#### Provided data
-- Opening Marker --

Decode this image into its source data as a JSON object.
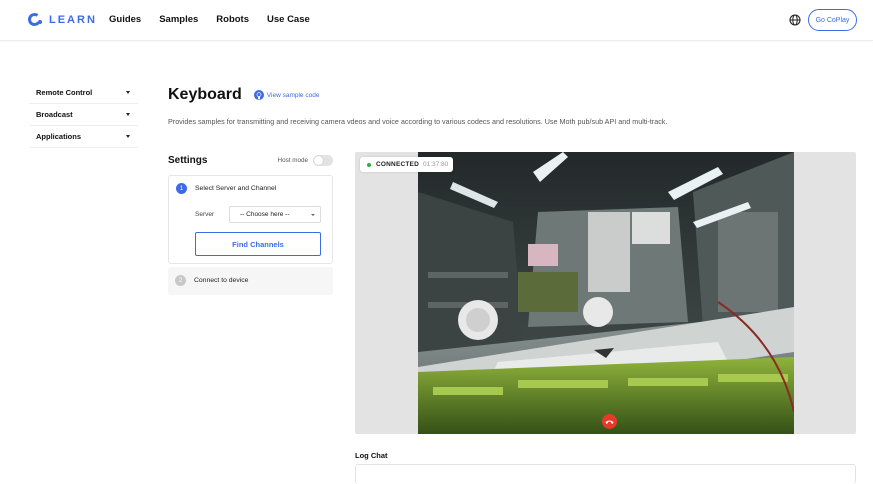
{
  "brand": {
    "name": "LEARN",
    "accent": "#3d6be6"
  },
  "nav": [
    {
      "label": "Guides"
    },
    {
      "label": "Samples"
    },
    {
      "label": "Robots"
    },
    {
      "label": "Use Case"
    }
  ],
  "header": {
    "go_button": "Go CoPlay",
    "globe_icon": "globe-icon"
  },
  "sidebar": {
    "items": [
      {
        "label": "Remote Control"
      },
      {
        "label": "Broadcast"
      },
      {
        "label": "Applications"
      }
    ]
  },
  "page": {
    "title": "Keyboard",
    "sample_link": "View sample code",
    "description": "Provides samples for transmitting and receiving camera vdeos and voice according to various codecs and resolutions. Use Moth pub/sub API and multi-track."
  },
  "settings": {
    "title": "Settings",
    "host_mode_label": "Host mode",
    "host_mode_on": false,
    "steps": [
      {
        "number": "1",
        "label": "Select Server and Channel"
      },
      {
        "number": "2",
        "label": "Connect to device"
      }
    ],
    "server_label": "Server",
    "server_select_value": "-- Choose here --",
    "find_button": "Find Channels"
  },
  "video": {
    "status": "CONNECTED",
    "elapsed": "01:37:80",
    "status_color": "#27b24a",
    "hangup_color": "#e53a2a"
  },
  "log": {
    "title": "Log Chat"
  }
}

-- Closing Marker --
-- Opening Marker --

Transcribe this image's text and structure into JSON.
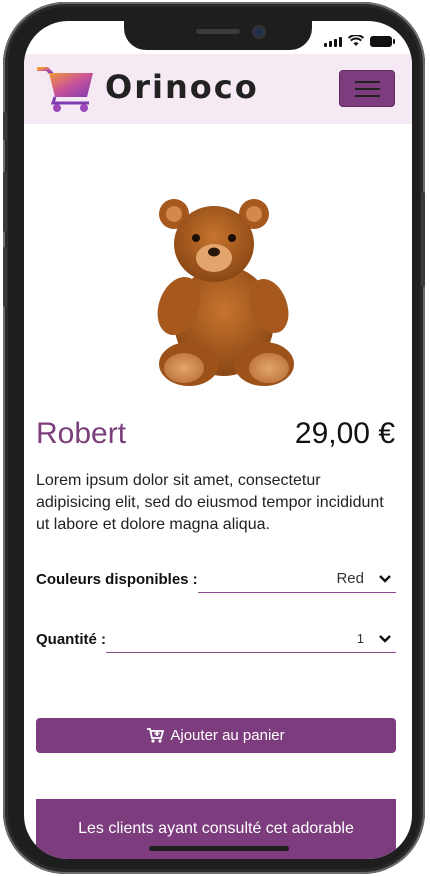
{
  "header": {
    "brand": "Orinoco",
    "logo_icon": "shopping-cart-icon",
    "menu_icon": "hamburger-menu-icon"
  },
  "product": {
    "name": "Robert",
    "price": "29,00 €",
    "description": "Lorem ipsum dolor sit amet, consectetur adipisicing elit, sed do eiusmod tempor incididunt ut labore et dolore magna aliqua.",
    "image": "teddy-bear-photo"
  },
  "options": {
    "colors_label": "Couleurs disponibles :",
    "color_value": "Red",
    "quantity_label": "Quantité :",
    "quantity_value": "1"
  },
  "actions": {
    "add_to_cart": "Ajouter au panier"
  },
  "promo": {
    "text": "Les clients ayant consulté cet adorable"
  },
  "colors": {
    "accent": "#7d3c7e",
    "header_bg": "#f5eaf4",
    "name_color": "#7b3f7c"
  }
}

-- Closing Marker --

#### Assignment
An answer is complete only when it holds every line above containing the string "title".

#### Answer to this task
    "title": "Keyboard",
    "title": "Settings",
    "title": "Log Chat"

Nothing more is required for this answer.